- Posts: 963
- Joined: Tue Dec 23, 2003 11:55 pm
- I've donated: $20.00!
- My articles: 5
- My images: 68
- My cats species list: 2 (i:0, k:0)
- Spotted: 27
- Location 1: Runcorn.
- Location 2: Cheshire.UK
- Interests: Asiancatfish/corys
My advice is to start with relative easily spawned fish from around the world , and observe and learn from those experiences. Gradually your knowledge base will increase over time; but, don't forget that you will continue to learn. I bred and learnt from my 1st spawning aged 16, I am now in my 60's and I am still learning
“That sounds like Tom Jones syndrome.
‘Is it common?’
“It’s not unusual.”
- Posts: 7782
- Joined: Tue Sep 09, 2014 5:50 pm
- I've donated: $40.00!
- My articles: 4
- My images: 82
- My cats species list: 125 (i:37, k:49)
- My aquaria list: 30 (i:13)
- My BLogs: 37 (i:125, p:1914)
- My Wishlist: 39
- Spotted: 152
- Location 1: USA, California, Stockton
- Location 2: USA, California, Stockton
Welcome to Planetcatfish!
To follow on medaka's recommendations, look at the list of most-bred species reports, here: https://www.planetcatfish.com/common/my ... ?mode=blog. (Keep in mind that some of the frequently-bred species (like Hypancistrus zebra and Peckoltia compta) are not cheap, but are in high demand. Don't start with those). This includes all species from all continents.

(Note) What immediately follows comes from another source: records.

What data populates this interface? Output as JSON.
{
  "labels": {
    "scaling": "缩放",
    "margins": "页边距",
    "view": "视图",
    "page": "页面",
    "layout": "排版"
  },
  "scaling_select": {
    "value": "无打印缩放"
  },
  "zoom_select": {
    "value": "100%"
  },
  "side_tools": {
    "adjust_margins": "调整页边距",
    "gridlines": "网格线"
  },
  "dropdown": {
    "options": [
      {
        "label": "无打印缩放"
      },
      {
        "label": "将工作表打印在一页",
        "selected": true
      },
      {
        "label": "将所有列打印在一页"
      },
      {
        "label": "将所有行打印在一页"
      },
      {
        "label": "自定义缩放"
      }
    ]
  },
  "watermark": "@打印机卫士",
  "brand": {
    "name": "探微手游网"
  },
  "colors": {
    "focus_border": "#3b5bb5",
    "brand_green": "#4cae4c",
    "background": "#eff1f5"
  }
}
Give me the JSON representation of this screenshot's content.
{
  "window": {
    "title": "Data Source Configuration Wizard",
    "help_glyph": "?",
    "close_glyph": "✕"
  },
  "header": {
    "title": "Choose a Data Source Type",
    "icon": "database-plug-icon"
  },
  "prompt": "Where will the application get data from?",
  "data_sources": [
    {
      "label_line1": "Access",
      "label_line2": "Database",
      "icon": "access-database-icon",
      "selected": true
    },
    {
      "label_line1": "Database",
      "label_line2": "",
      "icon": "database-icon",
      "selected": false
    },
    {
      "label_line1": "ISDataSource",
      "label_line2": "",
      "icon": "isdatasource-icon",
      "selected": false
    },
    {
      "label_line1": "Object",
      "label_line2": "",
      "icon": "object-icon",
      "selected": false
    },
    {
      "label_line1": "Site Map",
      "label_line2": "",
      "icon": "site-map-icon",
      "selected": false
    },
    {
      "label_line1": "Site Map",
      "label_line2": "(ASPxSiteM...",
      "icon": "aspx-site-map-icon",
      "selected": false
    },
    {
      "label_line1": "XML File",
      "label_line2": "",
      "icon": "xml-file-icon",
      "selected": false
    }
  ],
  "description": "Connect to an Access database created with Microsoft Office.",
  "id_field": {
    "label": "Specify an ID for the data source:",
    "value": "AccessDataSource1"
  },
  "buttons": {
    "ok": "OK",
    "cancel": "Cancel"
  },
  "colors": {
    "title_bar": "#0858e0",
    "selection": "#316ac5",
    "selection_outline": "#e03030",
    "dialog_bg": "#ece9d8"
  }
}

And as medaka said, start your breeding projects with inexpensive, easy to find species; learn with those, then go on to more challenging species.